Mr. Walsh agreed. “I think one of the big things is platform structure. They may be losing their natural habitat, but they’re gaining habitat, too,” he said. “In the 1970s there were no cell phone towers. Now they’re nesting in very tall structures that are stable and don’t sway in the wind.”
Manmade osprey platforms aren’t as tall, but they usually feature predator shields so they’re popular with the raptors as well. “People are spending more time putting out platforms, which are much more stable than a swaying tree would be,” said Mr. Walsh. “They’re taking advantage of what we’re offering them, whether directly or indirectly.”
In fact, Mr. Lombardi said, the Palmer River has only three tree nests used by ospreys, compared with six manmade platforms.
Photographs from kayak
Mr. Lombardi said being an osprey monitor for Audubon was a natural fit for him. “I’m always out in my kayak shooting ospreys with my camera. It’s my favorite raptor,” he said.
One of the first things he did for the project was to straighten out its osprey maps in the East Bay. DEM had published a Google map with pins marking the locations of various nests.
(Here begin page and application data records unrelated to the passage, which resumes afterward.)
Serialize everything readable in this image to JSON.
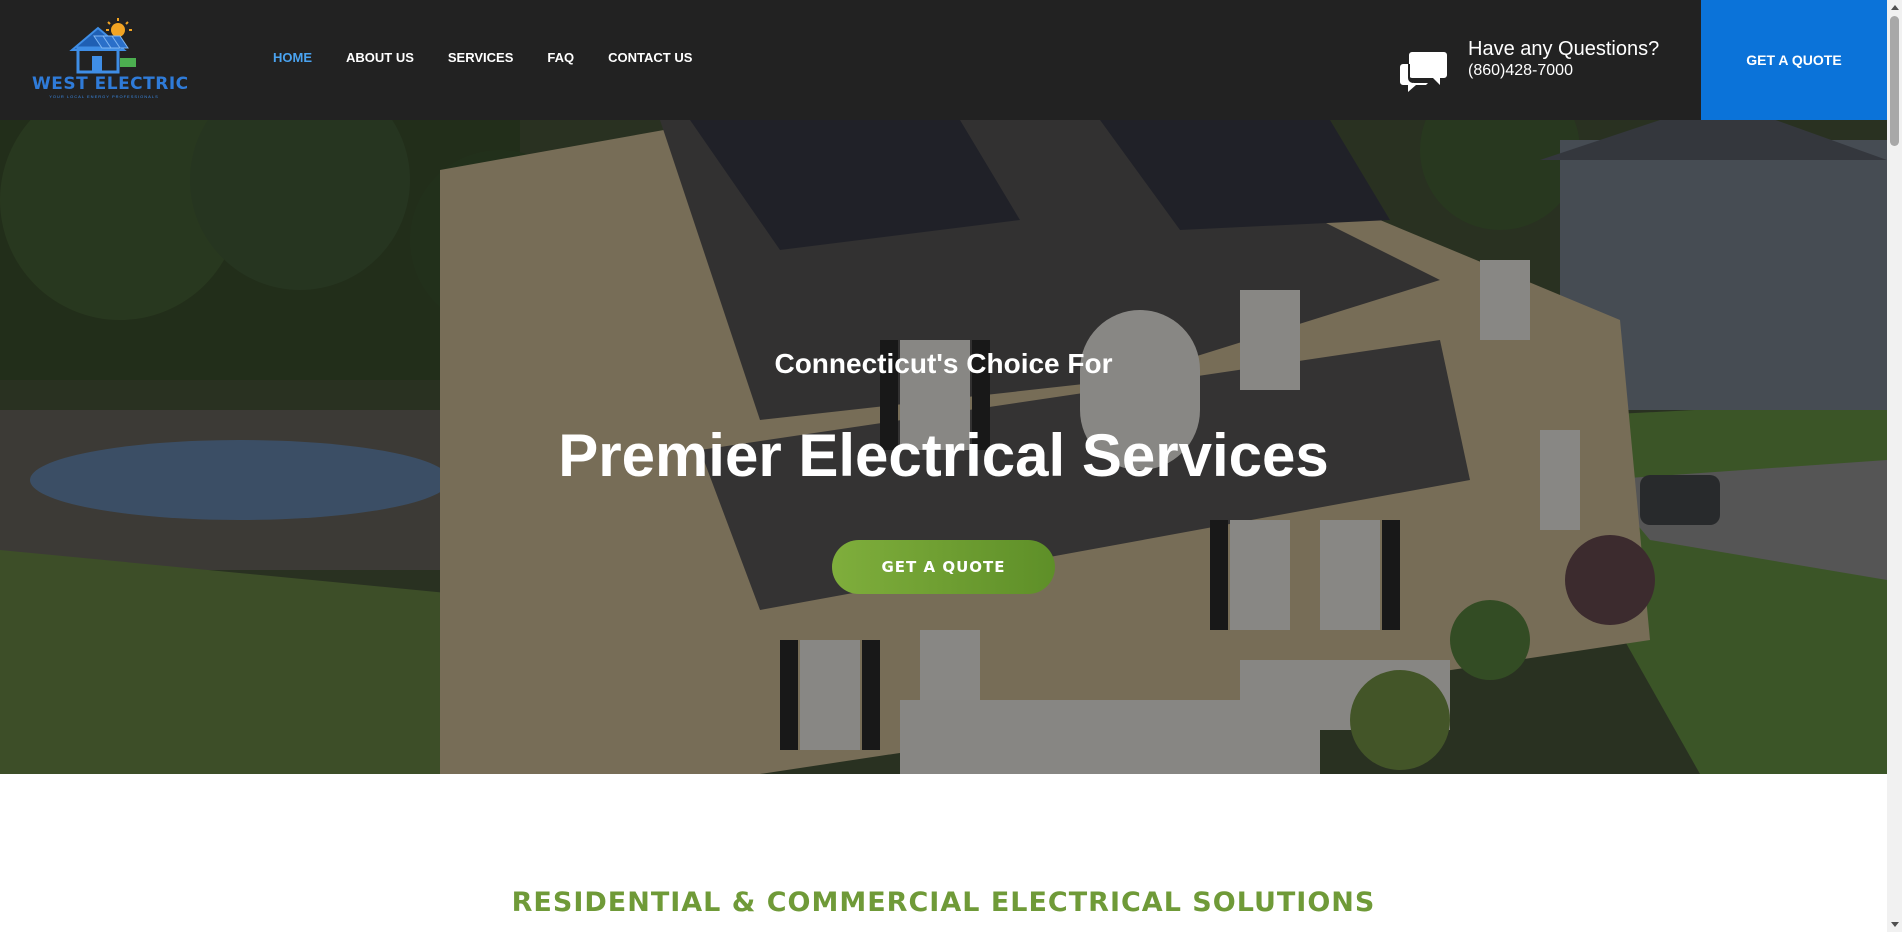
{
  "header": {
    "logo": {
      "name": "WEST ELECTRIC",
      "tagline": "YOUR LOCAL ENERGY PROFESSIONALS",
      "icon": "house-solar-logo-icon"
    },
    "nav": [
      {
        "label": "HOME",
        "active": true
      },
      {
        "label": "ABOUT US",
        "active": false
      },
      {
        "label": "SERVICES",
        "active": false
      },
      {
        "label": "FAQ",
        "active": false
      },
      {
        "label": "CONTACT US",
        "active": false
      }
    ],
    "contact": {
      "icon": "chat-bubbles-icon",
      "title": "Have any Questions?",
      "phone": "(860)428-7000"
    },
    "cta_label": "GET A QUOTE"
  },
  "hero": {
    "subtitle": "Connecticut's Choice For",
    "title": "Premier Electrical Services",
    "cta_label": "GET A QUOTE"
  },
  "section": {
    "title": "RESIDENTIAL & COMMERCIAL ELECTRICAL SOLUTIONS"
  },
  "colors": {
    "header_bg": "#222222",
    "nav_active": "#4aa3f0",
    "header_cta_bg": "#0b73d9",
    "hero_cta_bg": "#6f9e32",
    "section_title": "#6f9a38"
  }
}
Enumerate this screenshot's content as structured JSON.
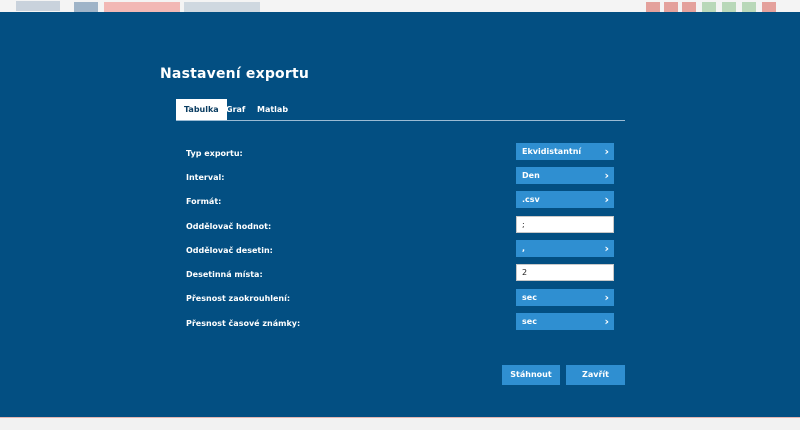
{
  "modal": {
    "title": "Nastavení exportu",
    "accent_color": "#2f8fd1",
    "background_color": "#034f82"
  },
  "tabs": [
    {
      "label": "Tabulka",
      "active": true
    },
    {
      "label": "Graf",
      "active": false
    },
    {
      "label": "Matlab",
      "active": false
    }
  ],
  "fields": [
    {
      "label": "Typ exportu:",
      "type": "select",
      "value": "Ekvidistantní",
      "icon": "chevron-right-icon"
    },
    {
      "label": "Interval:",
      "type": "select",
      "value": "Den",
      "icon": "chevron-right-icon"
    },
    {
      "label": "Formát:",
      "type": "select",
      "value": ".csv",
      "icon": "chevron-right-icon"
    },
    {
      "label": "Oddělovač hodnot:",
      "type": "input",
      "value": ";"
    },
    {
      "label": "Oddělovač desetin:",
      "type": "select",
      "value": ",",
      "icon": "chevron-right-icon"
    },
    {
      "label": "Desetinná místa:",
      "type": "input",
      "value": "2"
    },
    {
      "label": "Přesnost zaokrouhlení:",
      "type": "select",
      "value": "sec",
      "icon": "chevron-right-icon"
    },
    {
      "label": "Přesnost časové známky:",
      "type": "select",
      "value": "sec",
      "icon": "chevron-right-icon"
    }
  ],
  "buttons": {
    "download_label": "Stáhnout",
    "close_label": "Zavřít"
  }
}
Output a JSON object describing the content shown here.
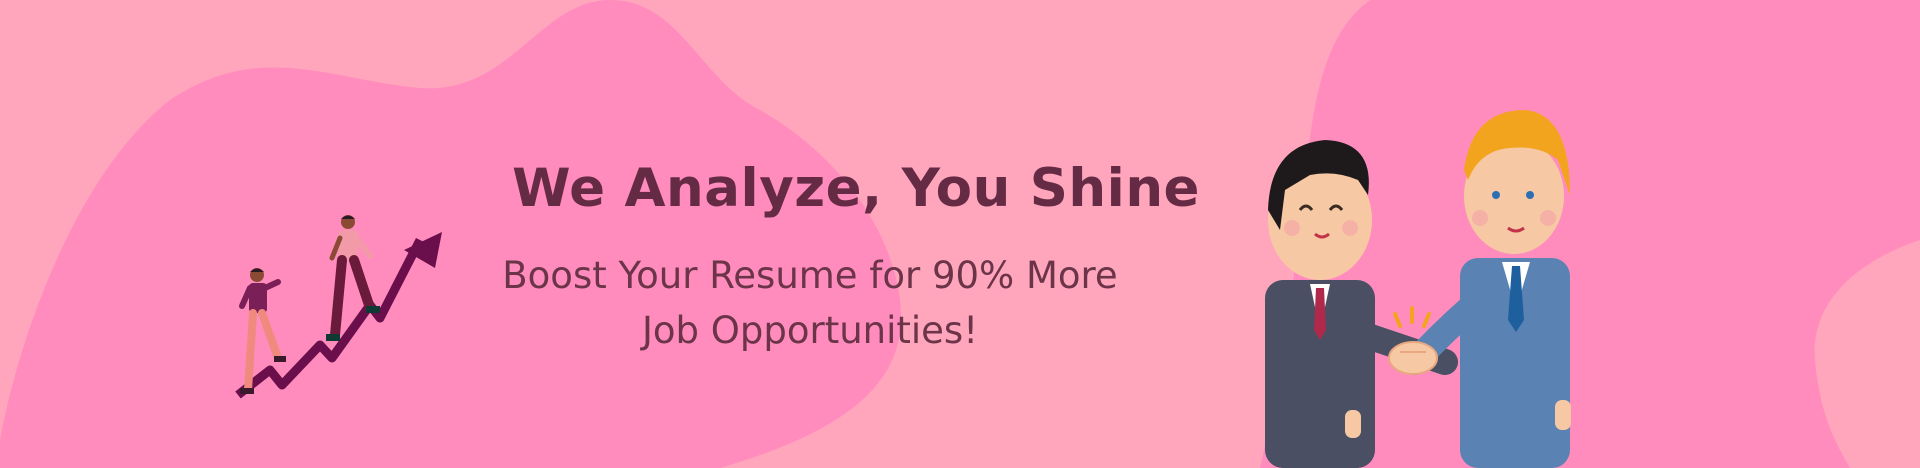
{
  "hero": {
    "headline": "We Analyze, You Shine",
    "subline_1": "Boost Your Resume for 90% More",
    "subline_2": "Job Opportunities!"
  },
  "colors": {
    "background": "#ffa6bd",
    "blob": "#ff8cbd",
    "headline": "#652a44",
    "subline": "#6c3449",
    "arrow": "#6b0f4c"
  },
  "illustrations": [
    "stair-arrow-climbers-illustration",
    "business-handshake-illustration"
  ]
}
“I knew about every nest in Bristol County and they were wrong. There were a lot of nests missing and some weren’t where they were supposed to be,” said Mr. Lombardi, adding that Audubon has since made further improvements to the mapping process. “They hired two interns this summer to go out and validate every position of every nest we had.”
He’s proud to see the ospreys in such abundance in this area, particularly in Warren and Barrington. “If you combine Warren and Barrington, they consistently produce more fledglings than any other part of the state,” he said. “There’s a crew in the Palmer River that produced seven in two years. It’s really to do with the waterways. If you look at Newport, there’s hardly any. They like to fish in relatively shallow water because that’s where the fish are swimming to the surface. That’s another reason why we need to protect the Palmer River, 100 Acre Cove and the rest — to protect the ecosystem.”
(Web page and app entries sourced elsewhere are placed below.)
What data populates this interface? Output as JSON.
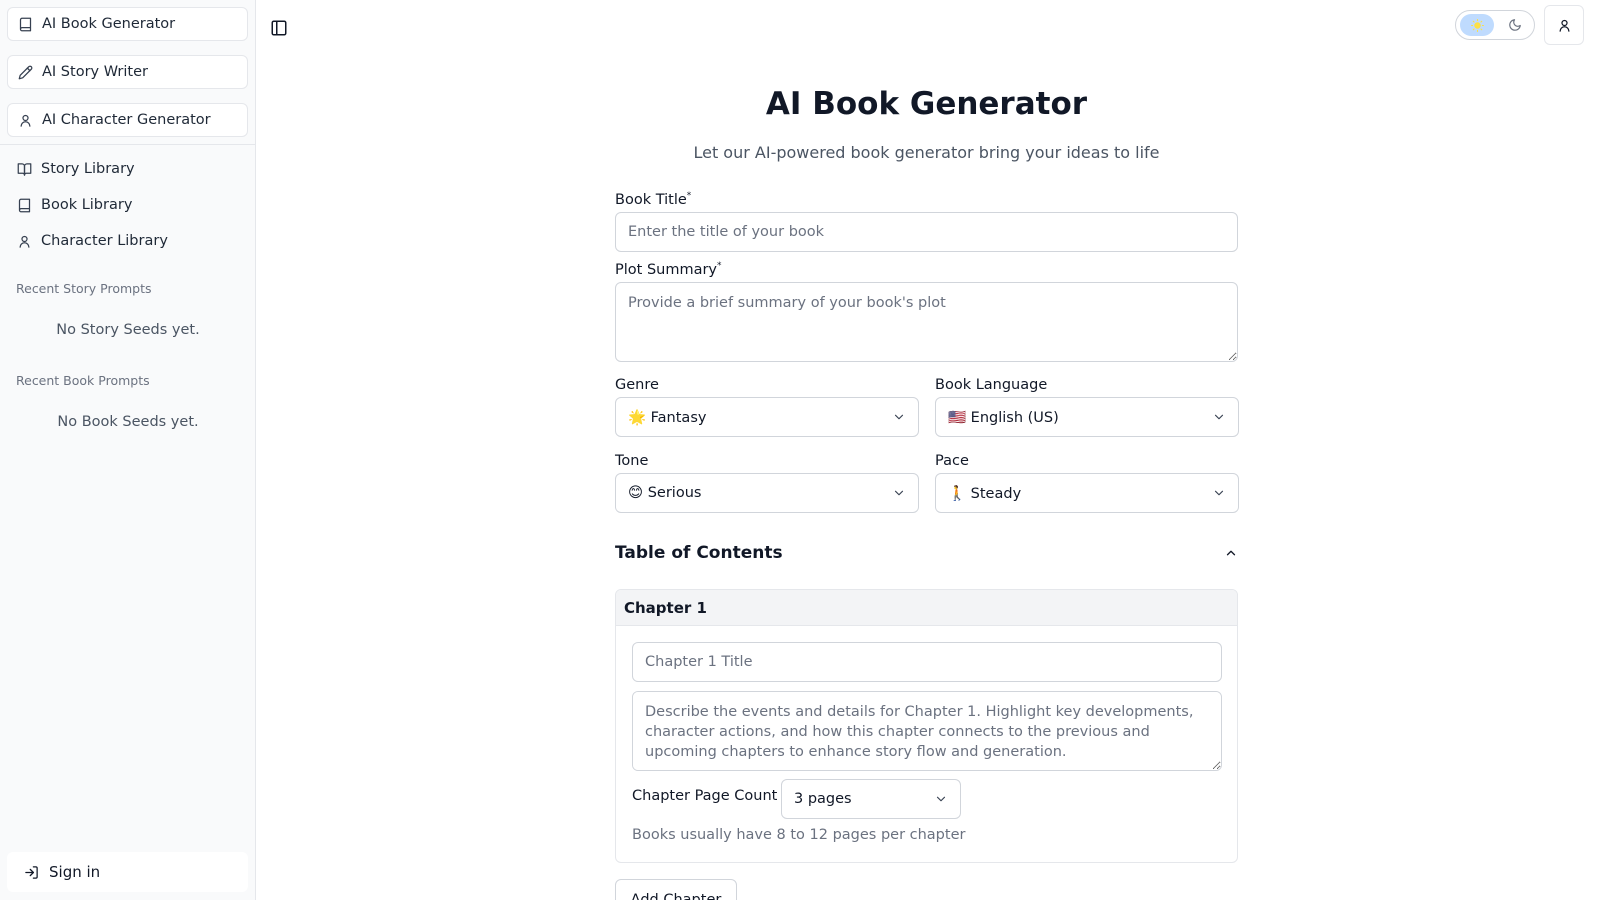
{
  "sidebar": {
    "generators": [
      {
        "label": "AI Book Generator",
        "icon": "book-icon"
      },
      {
        "label": "AI Story Writer",
        "icon": "pencil-icon"
      },
      {
        "label": "AI Character Generator",
        "icon": "user-icon"
      }
    ],
    "nav": [
      {
        "label": "Story Library",
        "icon": "open-book-icon"
      },
      {
        "label": "Book Library",
        "icon": "book-icon"
      },
      {
        "label": "Character Library",
        "icon": "user-icon"
      }
    ],
    "recent_story_label": "Recent Story Prompts",
    "recent_story_empty": "No Story Seeds yet.",
    "recent_book_label": "Recent Book Prompts",
    "recent_book_empty": "No Book Seeds yet.",
    "signin_label": "Sign in"
  },
  "header": {
    "toggle_sidebar_icon": "panel-left-icon",
    "theme_light_icon": "sun-icon",
    "theme_dark_icon": "moon-icon",
    "user_icon": "user-icon"
  },
  "main": {
    "title": "AI Book Generator",
    "subtitle": "Let our AI-powered book generator bring your ideas to life",
    "book_title": {
      "label": "Book Title",
      "required": "*",
      "placeholder": "Enter the title of your book",
      "value": ""
    },
    "plot_summary": {
      "label": "Plot Summary",
      "required": "*",
      "placeholder": "Provide a brief summary of your book's plot",
      "value": ""
    },
    "genre": {
      "label": "Genre",
      "value": "🌟 Fantasy"
    },
    "language": {
      "label": "Book Language",
      "value": "🇺🇸 English (US)"
    },
    "tone": {
      "label": "Tone",
      "value": "😊 Serious"
    },
    "pace": {
      "label": "Pace",
      "value": "🚶 Steady"
    },
    "toc": {
      "title": "Table of Contents",
      "chapters": [
        {
          "heading": "Chapter 1",
          "title_placeholder": "Chapter 1 Title",
          "desc_placeholder": "Describe the events and details for Chapter 1. Highlight key developments, character actions, and how this chapter connects to the previous and upcoming chapters to enhance story flow and generation.",
          "page_count_label": "Chapter Page Count",
          "page_count_value": "3 pages",
          "hint": "Books usually have 8 to 12 pages per chapter"
        }
      ],
      "add_chapter_label": "Add Chapter"
    }
  },
  "colors": {
    "accent_light": "#bfdbfe",
    "border": "#d1d5db",
    "sidebar_bg": "#f9fafb"
  }
}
Mr. Lewis said currently, the ospreys are doing great. “But if something else happens with the ecology or the bay, we’ll know by looking at what happens with the ospreys,” she said.
While they have little control over environmental factors, volunteers work year round to make sure their feathered friends have a nice home when they fly back north in March.
“They come back to the same nest every year,” said Mr. Lombardi, whose fascination with the osprey has never dimmed. “Whenever I look at my photos of newly hatched babies, you can really see their relationship with the dinosaurs.”
Breakdown of osprey report
Here’s a breakdown of the number of fledged young (babies) reported in 2012 by area, according to the Audubon’s 2012 osprey report:
• Barrington: 25 fledged young
• Bristol: 8
• East Providence: 10
• Little Compton: 0
• Portsmouth: 5
• Prudence Island: 3
• Tiverton: 2
• Warren: 14
The high number of fledglings in Warren and Barrington can be attributed partly to the topography of the area, according to Mr. Walsh.
“It probably has to do with all the shallow, open areas of water where they can actually forage and fish,” he said, noting that the male osprey does all the foraging while the females nest.
The report is encouraging, he said, because it indicates that not only are ospreys doing well here — thanks mainly to the banning of the insecticide DDT in the 1970s — the population growth is likely to continue.
“When you look at the numbers and look at the trends, you don’t get any sense of them reaching their plateau,” he said, before adding that environmental factors such as “loss of habitat, human-imposed pressure on fisheries” could change all that in the future.
If you’re interested in volunteering to become an osprey monitor this year, Ms. Lewis at [email protected] or 401/949-5454, ext. 3044. You can commit to observe one or more nests every two weeks from April through July. Ms. Lewis said the Audubon “is pretty well covered in the East Bay,” but local people shouldn’t hesitate to contact her anyway.